I'm now on the PTA (co-chair to be exact) of Michael's school. We've been arranging the Christmas Fair which we had today. Earlier on in the week I had organised for plates to be sent for cakes and had nearly included a request for bottles for the bottle tombola but was advised not to by the office staff. Cue horror when hardly any bottles made it into school Cue feelings of personal failure.... Talking to the PTA secretary who felt that perhaps next year we could try the request on plates thing.
That afternoon I'd been mulling on this (and bought bottles from the 99p shop) and realised my friend had not been criticising me. She was not implying it was my fault, and saw it as a joint effort. I asked her to clarify that she hadn't been upset with me, and she looked surprised but as she knows me, and knows I'm ASD, she did.
I did really WELL at designing the programme for the fair, making lists of things that needed done, going and make small and funny appeals for help, and following instructions. I was able to use all my skills and kept on getting really, really good feedback from people - all of which I ignored as they could't possibly be right.

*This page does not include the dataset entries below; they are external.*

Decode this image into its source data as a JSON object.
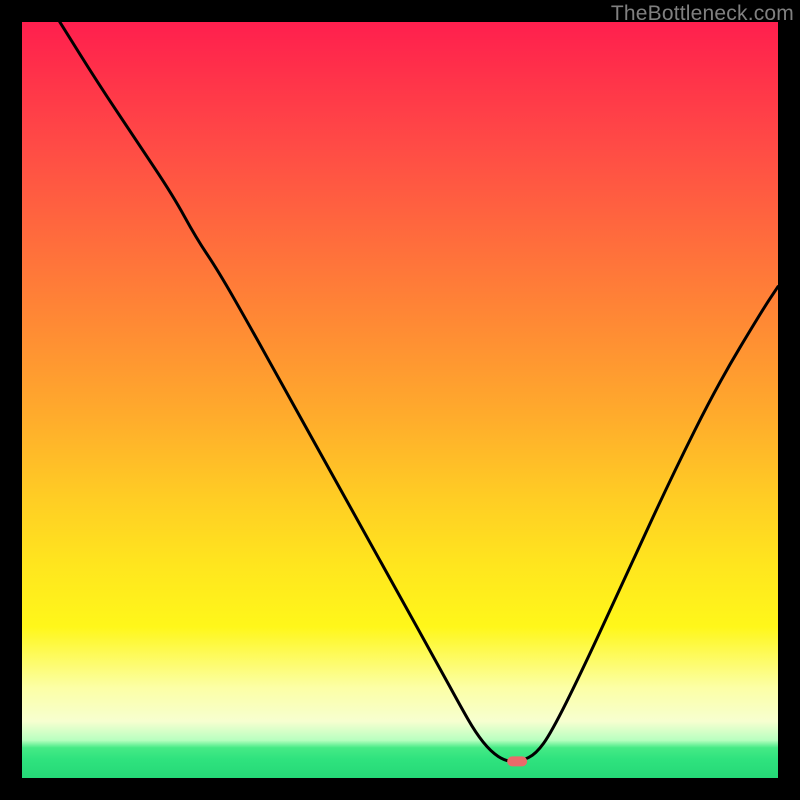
{
  "watermark": "TheBottleneck.com",
  "colors": {
    "background": "#000000",
    "watermark_text": "#808080",
    "curve": "#000000",
    "marker": "#e96a6a",
    "gradient_top": "#ff1f4e",
    "gradient_bottom": "#25d877"
  },
  "chart_data": {
    "type": "line",
    "title": "",
    "xlabel": "",
    "ylabel": "",
    "xlim": [
      0,
      100
    ],
    "ylim": [
      0,
      100
    ],
    "grid": false,
    "legend": false,
    "notes": "No axis ticks or labels are rendered; x and y are expressed as 0–100 percent of the plot area. The curve starts near the top-left, descends to a flat minimum around x≈62–67%, then rises to the right edge. A small pill-shaped marker sits on the flat minimum.",
    "series": [
      {
        "name": "curve",
        "x": [
          5,
          10,
          15,
          20,
          23,
          26,
          30,
          35,
          40,
          45,
          50,
          55,
          58,
          60,
          62,
          64,
          66,
          68,
          70,
          74,
          80,
          86,
          92,
          98,
          100
        ],
        "y": [
          100,
          92,
          84.5,
          77,
          71.5,
          67,
          60,
          51,
          42,
          33,
          24,
          15,
          9.5,
          6,
          3.5,
          2.2,
          2.2,
          3.2,
          6,
          14,
          27,
          40,
          52,
          62,
          65
        ]
      }
    ],
    "marker": {
      "x": 65.5,
      "y": 2.2,
      "shape": "pill"
    },
    "background_gradient": {
      "direction": "vertical",
      "meaning": "red (high bottleneck) → green (optimal)",
      "stops": [
        {
          "pct": 0,
          "color": "#ff1f4e"
        },
        {
          "pct": 40,
          "color": "#ff8a34"
        },
        {
          "pct": 72,
          "color": "#ffe61e"
        },
        {
          "pct": 92,
          "color": "#f7ffd0"
        },
        {
          "pct": 96,
          "color": "#46ea86"
        },
        {
          "pct": 100,
          "color": "#25d877"
        }
      ]
    }
  }
}
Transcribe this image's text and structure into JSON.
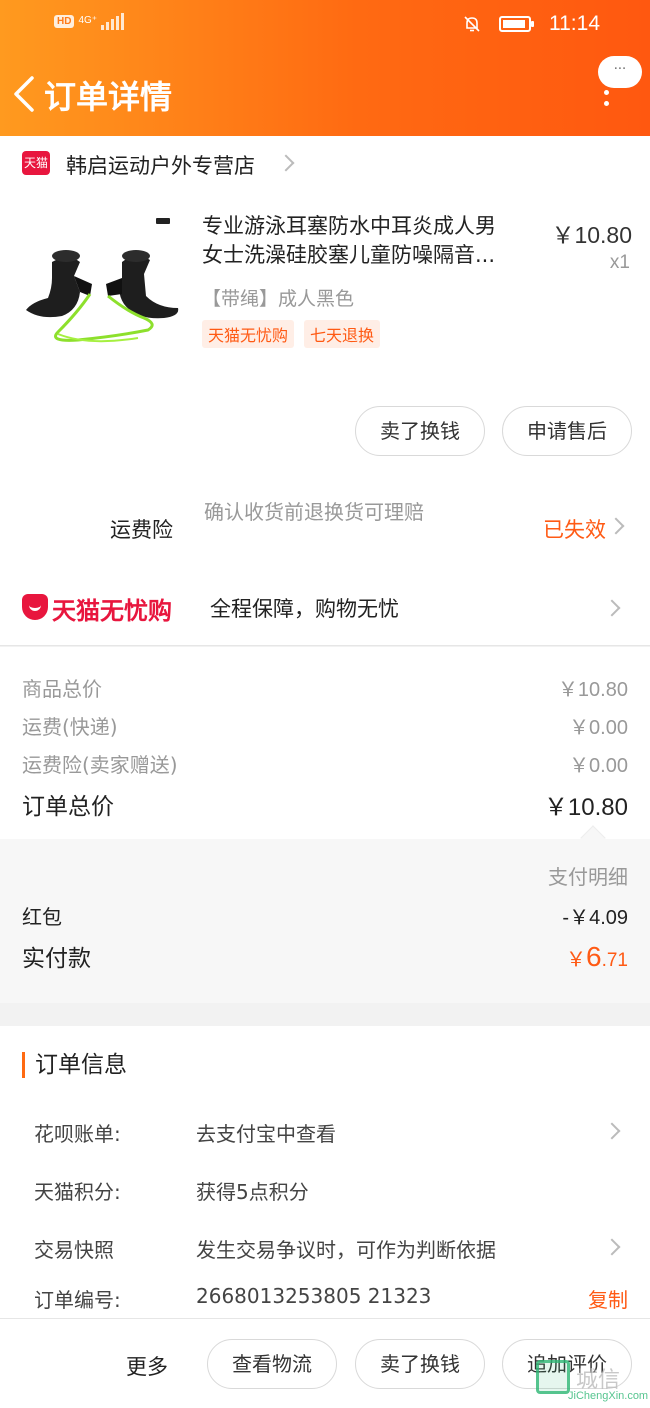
{
  "status_bar": {
    "hd": "HD",
    "network": "4G⁺",
    "time": "11:14"
  },
  "nav": {
    "title": "订单详情",
    "more_bubble": "···"
  },
  "store": {
    "badge": "天猫",
    "name": "韩启运动户外专营店"
  },
  "product": {
    "title_line1": "专业游泳耳塞防水中耳炎成人男",
    "title_line2": "女士洗澡硅胶塞儿童防噪隔音...",
    "price": "￥10.80",
    "qty": "x1",
    "sku": "【带绳】成人黑色",
    "tags": [
      "天猫无忧购",
      "七天退换"
    ],
    "image_badge": "▪▪"
  },
  "product_actions": {
    "sell": "卖了换钱",
    "after_sale": "申请售后"
  },
  "insurance": {
    "label": "运费险",
    "desc": "确认收货前退换货可理赔",
    "status": "已失效"
  },
  "guarantee": {
    "brand": "天猫无忧购",
    "desc": "全程保障，购物无忧"
  },
  "summary": {
    "rows": [
      {
        "label": "商品总价",
        "value": "￥10.80"
      },
      {
        "label": "运费(快递)",
        "value": "￥0.00"
      },
      {
        "label": "运费险(卖家赠送)",
        "value": "￥0.00"
      }
    ],
    "total_label": "订单总价",
    "total_value": "￥10.80"
  },
  "payment": {
    "detail_label": "支付明细",
    "redpacket_label": "红包",
    "redpacket_value": "-￥4.09",
    "paid_label": "实付款",
    "paid_currency": "￥",
    "paid_int": "6",
    "paid_dec": ".71"
  },
  "order_info": {
    "title": "订单信息",
    "rows": [
      {
        "label": "花呗账单:",
        "value": "去支付宝中查看"
      },
      {
        "label": "天猫积分:",
        "value": "获得5点积分"
      },
      {
        "label": "交易快照",
        "value": "发生交易争议时，可作为判断依据"
      },
      {
        "label": "订单编号:",
        "value": "2668013253805 21323"
      }
    ],
    "copy": "复制"
  },
  "bottom_bar": {
    "more": "更多",
    "logistics": "查看物流",
    "sell": "卖了换钱",
    "review": "追加评价"
  },
  "watermark": {
    "text": "城信",
    "sub": "JiChengXin.com"
  },
  "colors": {
    "accent": "#ff6a12",
    "tmall_red": "#e8163e",
    "price_orange": "#ff5a14"
  }
}
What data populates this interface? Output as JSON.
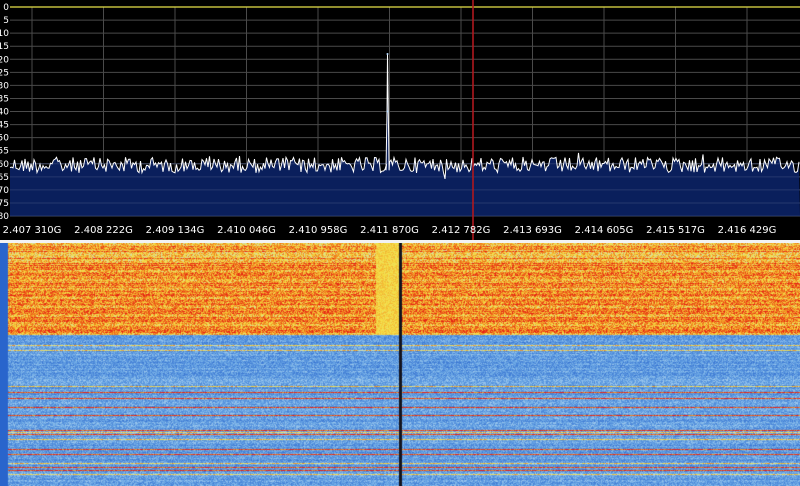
{
  "chart_data": {
    "type": "line",
    "title": "",
    "xlabel": "",
    "ylabel": "",
    "x_tick_labels": [
      "2.407 310G",
      "2.408 222G",
      "2.409 134G",
      "2.410 046G",
      "2.410 958G",
      "2.411 870G",
      "2.412 782G",
      "2.413 693G",
      "2.414 605G",
      "2.415 517G",
      "2.416 429G"
    ],
    "y_tick_labels": [
      "0",
      "5",
      "10",
      "15",
      "20",
      "25",
      "30",
      "35",
      "40",
      "45",
      "50",
      "55",
      "60",
      "65",
      "70",
      "75",
      "80"
    ],
    "ylim": [
      0,
      80
    ],
    "noise_floor": 60.5,
    "series": [
      {
        "values": [
          {
            "freq_label": "2.411 870G",
            "level": 18
          },
          {
            "freq_label": "2.411 870G",
            "level": 40
          }
        ]
      }
    ],
    "marker_freq_label": "2.412 782G",
    "grid": true,
    "colors": {
      "background": "#000000",
      "fill": "#0a1f5c",
      "trace": "#ffffff",
      "grid": "#4a4a4a",
      "marker": "#b0181e",
      "top_line": "#e8e24a",
      "text": "#ffffff"
    }
  },
  "waterfall": {
    "type": "heatmap",
    "colors": {
      "low": "#2a6fd8",
      "mid": "#9ecbe8",
      "warm": "#f2e04a",
      "high": "#e8281a"
    }
  }
}
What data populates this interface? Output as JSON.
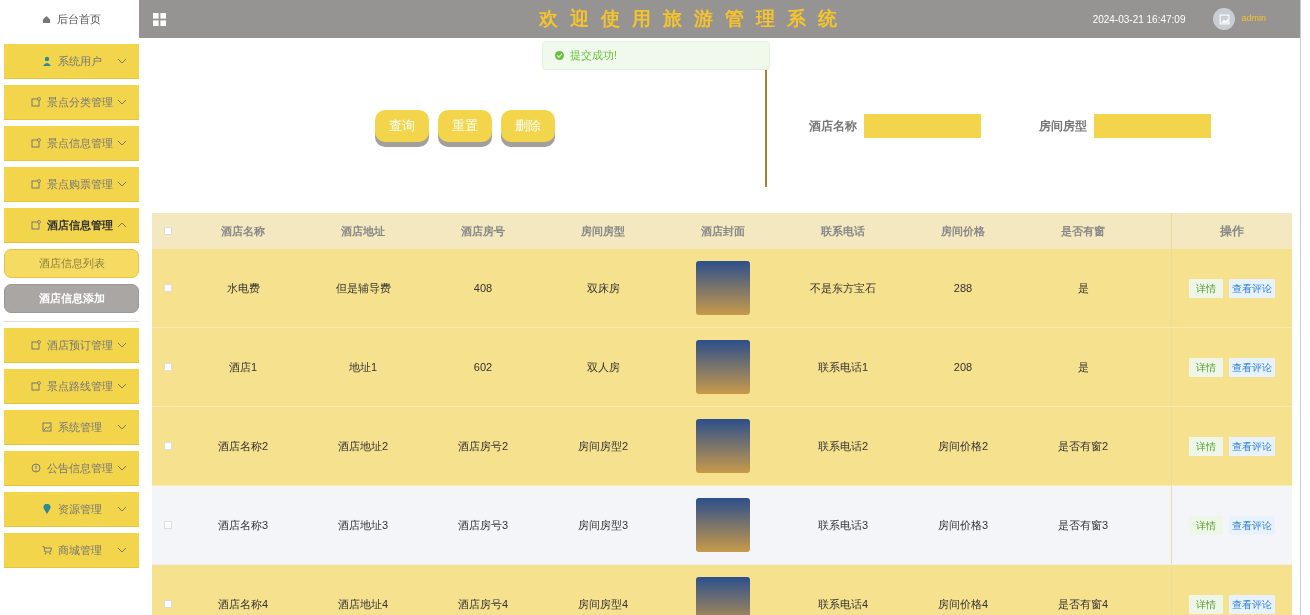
{
  "sidebar": {
    "home": "后台首页",
    "items": [
      {
        "label": "系统用户",
        "kind": "person",
        "expanded": false
      },
      {
        "label": "景点分类管理",
        "kind": "note",
        "expanded": false
      },
      {
        "label": "景点信息管理",
        "kind": "note",
        "expanded": false
      },
      {
        "label": "景点购票管理",
        "kind": "note",
        "expanded": false
      },
      {
        "label": "酒店信息管理",
        "kind": "note",
        "expanded": true,
        "children": [
          {
            "label": "酒店信息列表",
            "selected": false
          },
          {
            "label": "酒店信息添加",
            "selected": true
          }
        ]
      },
      {
        "label": "酒店预订管理",
        "kind": "note",
        "expanded": false
      },
      {
        "label": "景点路线管理",
        "kind": "note",
        "expanded": false
      },
      {
        "label": "系统管理",
        "kind": "image",
        "expanded": false
      },
      {
        "label": "公告信息管理",
        "kind": "info",
        "expanded": false
      },
      {
        "label": "资源管理",
        "kind": "pin",
        "expanded": false
      },
      {
        "label": "商城管理",
        "kind": "cart",
        "expanded": false
      }
    ]
  },
  "header": {
    "title": "欢迎使用旅游管理系统",
    "datetime": "2024-03-21 16:47:09",
    "user": "admin"
  },
  "toast": {
    "message": "提交成功!"
  },
  "actions": [
    "查询",
    "重置",
    "删除"
  ],
  "search_fields": [
    {
      "label": "酒店名称"
    },
    {
      "label": "房间房型"
    }
  ],
  "table": {
    "select_all_checked": false,
    "columns": [
      "酒店名称",
      "酒店地址",
      "酒店房号",
      "房间房型",
      "酒店封面",
      "联系电话",
      "房间价格",
      "是否有窗",
      "操作"
    ],
    "rows": [
      {
        "shaded": true,
        "checked": false,
        "cells": [
          "水电费",
          "但是辅导费",
          "408",
          "双床房",
          "",
          "不是东方宝石",
          "288",
          "是"
        ],
        "buttons": [
          "详情",
          "查看评论"
        ]
      },
      {
        "shaded": true,
        "checked": false,
        "cells": [
          "酒店1",
          "地址1",
          "602",
          "双人房",
          "",
          "联系电话1",
          "208",
          "是"
        ],
        "buttons": [
          "详情",
          "查看评论"
        ]
      },
      {
        "shaded": true,
        "checked": false,
        "cells": [
          "酒店名称2",
          "酒店地址2",
          "酒店房号2",
          "房间房型2",
          "",
          "联系电话2",
          "房间价格2",
          "是否有窗2"
        ],
        "buttons": [
          "详情",
          "查看评论"
        ]
      },
      {
        "shaded": false,
        "checked": false,
        "cells": [
          "酒店名称3",
          "酒店地址3",
          "酒店房号3",
          "房间房型3",
          "",
          "联系电话3",
          "房间价格3",
          "是否有窗3"
        ],
        "buttons": [
          "详情",
          "查看评论"
        ]
      },
      {
        "shaded": true,
        "checked": false,
        "cells": [
          "酒店名称4",
          "酒店地址4",
          "酒店房号4",
          "房间房型4",
          "",
          "联系电话4",
          "房间价格4",
          "是否有窗4"
        ],
        "buttons": [
          "详情",
          "查看评论"
        ]
      }
    ]
  }
}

It's so useful to see that the thing that is so typical of ASD - eye for detail, methodological working practice, quirky social skills etc, can turn into hopeless perfectionism that I then use to give myself a hard time with. Really useful and I'm grateful for the experience. This is the positive effect of diagnosis and why it's so good for me with my ASD brain. I have a list of traits in my head, I can match them up and now I can work on seeing them as things with positive and negative sides.